→ MATERIAL TO PROCESS:
______

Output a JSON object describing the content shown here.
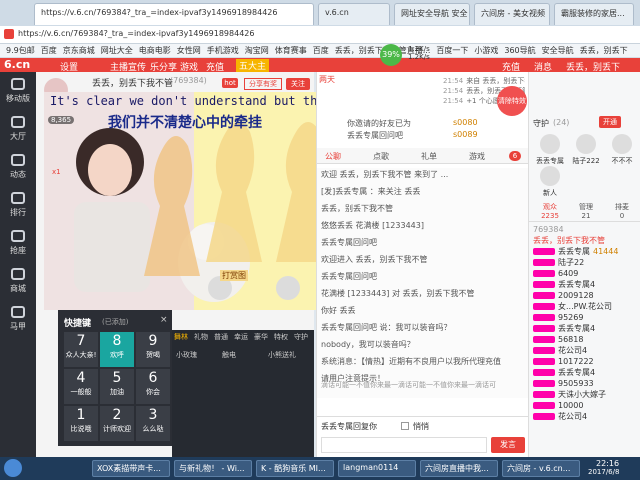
{
  "browser": {
    "tabs": [
      {
        "label": "https://v.6.cn/769384?_tra_=index-ipvaf3y1496918984426"
      },
      {
        "label": "v.6.cn"
      },
      {
        "label": "网址安全导航 安全"
      },
      {
        "label": "六间房 - 美女视频"
      },
      {
        "label": "霸服装修的家居..."
      }
    ],
    "url": "https://v.6.cn/769384?_tra_=index-ipvaf3y1496918984426",
    "bookmarks": [
      "9.9包邮",
      "百度",
      "京东商城",
      "网址大全",
      "电商电影",
      "女性网",
      "手机游戏",
      "淘宝网",
      "体育赛事",
      "百度",
      "丢丢，别丢下我不管直播...",
      "百度一下",
      "小游戏",
      "360导航",
      "安全导航",
      "丢丢，别丢下"
    ],
    "speed": "39%",
    "speed_up": "1.2K/s",
    "speed_down": "1.2K/s"
  },
  "site": {
    "logo": "6.cn",
    "header_items": [
      "设置",
      "主播宣传",
      "乐分享",
      "游戏",
      "充值",
      "五大主"
    ],
    "header_right": [
      "充值",
      "消息",
      "丢丢，别丢下"
    ],
    "nav": [
      "移动版",
      "大厅",
      "动态",
      "排行",
      "抢座",
      "商城",
      "马甲"
    ]
  },
  "anchor": {
    "name": "丢丢，别丢下我不管",
    "room_id": "(769384)",
    "badge": "hot",
    "share_label": "分享有奖",
    "follow_label": "关注",
    "fans": "8,365",
    "lyric_en": "It's clear we don't understand but th",
    "lyric_cn": "我们并不清楚心中的牵挂",
    "hat": "x1",
    "gift_name": "打赏图"
  },
  "quick_panel": {
    "title": "快捷键",
    "subtitle": "(已添加)",
    "items": [
      {
        "num": "7",
        "label": "众人大亲!"
      },
      {
        "num": "8",
        "label": "欢呼"
      },
      {
        "num": "9",
        "label": "贺喝"
      },
      {
        "num": "4",
        "label": "一般般"
      },
      {
        "num": "5",
        "label": "加油"
      },
      {
        "num": "6",
        "label": "你会"
      },
      {
        "num": "1",
        "label": "比说哦"
      },
      {
        "num": "2",
        "label": "计师欢迎"
      },
      {
        "num": "3",
        "label": "么么哒"
      }
    ]
  },
  "gift_tabs": [
    "舞林",
    "礼物",
    "普通",
    "幸运",
    "豪华",
    "特权",
    "守护"
  ],
  "gift_labels": [
    "小玫瑰",
    "触电",
    "小熊送礼"
  ],
  "chat": {
    "notice": "两天",
    "top_messages": [
      {
        "time": "21:54",
        "text": "来自 丢丢，别丢下我不管"
      },
      {
        "time": "21:54",
        "text": "丢丢，别丢下我不管"
      },
      {
        "time": "21:54",
        "text": "+1 个心愿手册"
      }
    ],
    "line1": "你邀请的好友已为",
    "line2": "丢丢专属回问吧",
    "coins": "s0080",
    "coins2": "s0089",
    "tabs": [
      "公聊",
      "点歌",
      "礼单",
      "游戏"
    ],
    "tab_badge": "6",
    "messages": [
      "欢迎 丢丢，别丢下我不管 来到了 ...",
      "[发]丢丢专属 ：来关注 丢丢",
      "丢丢，别丢下我不管",
      "悠悠丢丢 花满楼 [1233443]",
      "丢丢专属回问吧",
      "欢迎进入 丢丢，别丢下我不管",
      "丢丢专属回问吧",
      "花满楼 [1233443] 对 丢丢，别丢下我不管",
      "你好 丢丢",
      "丢丢专属回问吧 说：我可以装音吗？",
      "nobody，我可以装音吗？",
      "系统消息：【情热】近期有不良用户以我所代理充值",
      "请用户注意提示！"
    ],
    "scroll_notice": "滴话可能一不值你来最一滴话可能一不值你来最一滴话可",
    "input_to": "丢丢专属回复你",
    "checkbox": "悄悄",
    "send_label": "发言",
    "promo": "清除特效"
  },
  "right": {
    "guard_title": "守护",
    "guard_count": "(24)",
    "open_label": "开通",
    "guards": [
      "丢丢专属",
      "陆子222",
      "不不不"
    ],
    "guard4": "新人",
    "tabs": [
      {
        "label": "观众",
        "count": "2235"
      },
      {
        "label": "管理",
        "count": "21"
      },
      {
        "label": "排麦",
        "count": "0"
      }
    ],
    "top_user": "丢丢，别丢下我不管",
    "top_id": "769384",
    "viewers": [
      {
        "name": "丢丢专属",
        "badge": "41444"
      },
      {
        "name": "陆子22"
      },
      {
        "name": "6409"
      },
      {
        "name": "丢丢专属4"
      },
      {
        "name": "2009128"
      },
      {
        "name": "女...PW.花公司"
      },
      {
        "name": "95269"
      },
      {
        "name": "丢丢专属4"
      },
      {
        "name": "56818"
      },
      {
        "name": "花公司4"
      },
      {
        "name": "1017222"
      },
      {
        "name": "丢丢专属4"
      },
      {
        "name": "9505933"
      },
      {
        "name": "天诛小大嫁子"
      },
      {
        "name": "10000"
      },
      {
        "name": "花公司4"
      }
    ]
  },
  "taskbar": {
    "items": [
      "XOX素描带声卡...",
      "与新礼物！ - Wi...",
      "K - 酷狗音乐 MI...",
      "langman0114",
      "六间房直播中我...",
      "六间房 - v.6.cn..."
    ],
    "time": "22:16",
    "date": "2017/6/8"
  }
}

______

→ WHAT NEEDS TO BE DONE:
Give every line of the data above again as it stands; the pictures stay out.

→ REPLY:
Output a JSON object describing the content shown here.
{
  "browser": {
    "tabs": [
      {
        "label": "https://v.6.cn/769384?_tra_=index-ipvaf3y1496918984426"
      },
      {
        "label": "v.6.cn"
      },
      {
        "label": "网址安全导航 安全"
      },
      {
        "label": "六间房 - 美女视频"
      },
      {
        "label": "霸服装修的家居..."
      }
    ],
    "url": "https://v.6.cn/769384?_tra_=index-ipvaf3y1496918984426",
    "bookmarks": [
      "9.9包邮",
      "百度",
      "京东商城",
      "网址大全",
      "电商电影",
      "女性网",
      "手机游戏",
      "淘宝网",
      "体育赛事",
      "百度",
      "丢丢，别丢下我不管直播...",
      "百度一下",
      "小游戏",
      "360导航",
      "安全导航",
      "丢丢，别丢下"
    ],
    "speed": "39%",
    "speed_up": "1.2K/s",
    "speed_down": "1.2K/s"
  },
  "site": {
    "logo": "6.cn",
    "header_items": [
      "设置",
      "主播宣传",
      "乐分享",
      "游戏",
      "充值",
      "五大主"
    ],
    "header_right": [
      "充值",
      "消息",
      "丢丢，别丢下"
    ],
    "nav": [
      "移动版",
      "大厅",
      "动态",
      "排行",
      "抢座",
      "商城",
      "马甲"
    ]
  },
  "anchor": {
    "name": "丢丢，别丢下我不管",
    "room_id": "(769384)",
    "badge": "hot",
    "share_label": "分享有奖",
    "follow_label": "关注",
    "fans": "8,365",
    "lyric_en": "It's clear we don't understand but th",
    "lyric_cn": "我们并不清楚心中的牵挂",
    "hat": "x1",
    "gift_name": "打赏图"
  },
  "quick_panel": {
    "title": "快捷键",
    "subtitle": "(已添加)",
    "items": [
      {
        "num": "7",
        "label": "众人大亲!"
      },
      {
        "num": "8",
        "label": "欢呼"
      },
      {
        "num": "9",
        "label": "贺喝"
      },
      {
        "num": "4",
        "label": "一般般"
      },
      {
        "num": "5",
        "label": "加油"
      },
      {
        "num": "6",
        "label": "你会"
      },
      {
        "num": "1",
        "label": "比说哦"
      },
      {
        "num": "2",
        "label": "计师欢迎"
      },
      {
        "num": "3",
        "label": "么么哒"
      }
    ]
  },
  "gift_tabs": [
    "舞林",
    "礼物",
    "普通",
    "幸运",
    "豪华",
    "特权",
    "守护"
  ],
  "gift_labels": [
    "小玫瑰",
    "触电",
    "小熊送礼"
  ],
  "chat": {
    "notice": "两天",
    "top_messages": [
      {
        "time": "21:54",
        "text": "来自 丢丢，别丢下我不管"
      },
      {
        "time": "21:54",
        "text": "丢丢，别丢下我不管"
      },
      {
        "time": "21:54",
        "text": "+1 个心愿手册"
      }
    ],
    "line1": "你邀请的好友已为",
    "line2": "丢丢专属回问吧",
    "coins": "s0080",
    "coins2": "s0089",
    "tabs": [
      "公聊",
      "点歌",
      "礼单",
      "游戏"
    ],
    "tab_badge": "6",
    "messages": [
      "欢迎 丢丢，别丢下我不管 来到了 ...",
      "[发]丢丢专属 ：来关注 丢丢",
      "丢丢，别丢下我不管",
      "悠悠丢丢 花满楼 [1233443]",
      "丢丢专属回问吧",
      "欢迎进入 丢丢，别丢下我不管",
      "丢丢专属回问吧",
      "花满楼 [1233443] 对 丢丢，别丢下我不管",
      "你好 丢丢",
      "丢丢专属回问吧 说：我可以装音吗？",
      "nobody，我可以装音吗？",
      "系统消息：【情热】近期有不良用户以我所代理充值",
      "请用户注意提示！"
    ],
    "scroll_notice": "滴话可能一不值你来最一滴话可能一不值你来最一滴话可",
    "input_to": "丢丢专属回复你",
    "checkbox": "悄悄",
    "send_label": "发言",
    "promo": "清除特效"
  },
  "right": {
    "guard_title": "守护",
    "guard_count": "(24)",
    "open_label": "开通",
    "guards": [
      "丢丢专属",
      "陆子222",
      "不不不"
    ],
    "guard4": "新人",
    "tabs": [
      {
        "label": "观众",
        "count": "2235"
      },
      {
        "label": "管理",
        "count": "21"
      },
      {
        "label": "排麦",
        "count": "0"
      }
    ],
    "top_user": "丢丢，别丢下我不管",
    "top_id": "769384",
    "viewers": [
      {
        "name": "丢丢专属",
        "badge": "41444"
      },
      {
        "name": "陆子22"
      },
      {
        "name": "6409"
      },
      {
        "name": "丢丢专属4"
      },
      {
        "name": "2009128"
      },
      {
        "name": "女...PW.花公司"
      },
      {
        "name": "95269"
      },
      {
        "name": "丢丢专属4"
      },
      {
        "name": "56818"
      },
      {
        "name": "花公司4"
      },
      {
        "name": "1017222"
      },
      {
        "name": "丢丢专属4"
      },
      {
        "name": "9505933"
      },
      {
        "name": "天诛小大嫁子"
      },
      {
        "name": "10000"
      },
      {
        "name": "花公司4"
      }
    ]
  },
  "taskbar": {
    "items": [
      "XOX素描带声卡...",
      "与新礼物！ - Wi...",
      "K - 酷狗音乐 MI...",
      "langman0114",
      "六间房直播中我...",
      "六间房 - v.6.cn..."
    ],
    "time": "22:16",
    "date": "2017/6/8"
  }
}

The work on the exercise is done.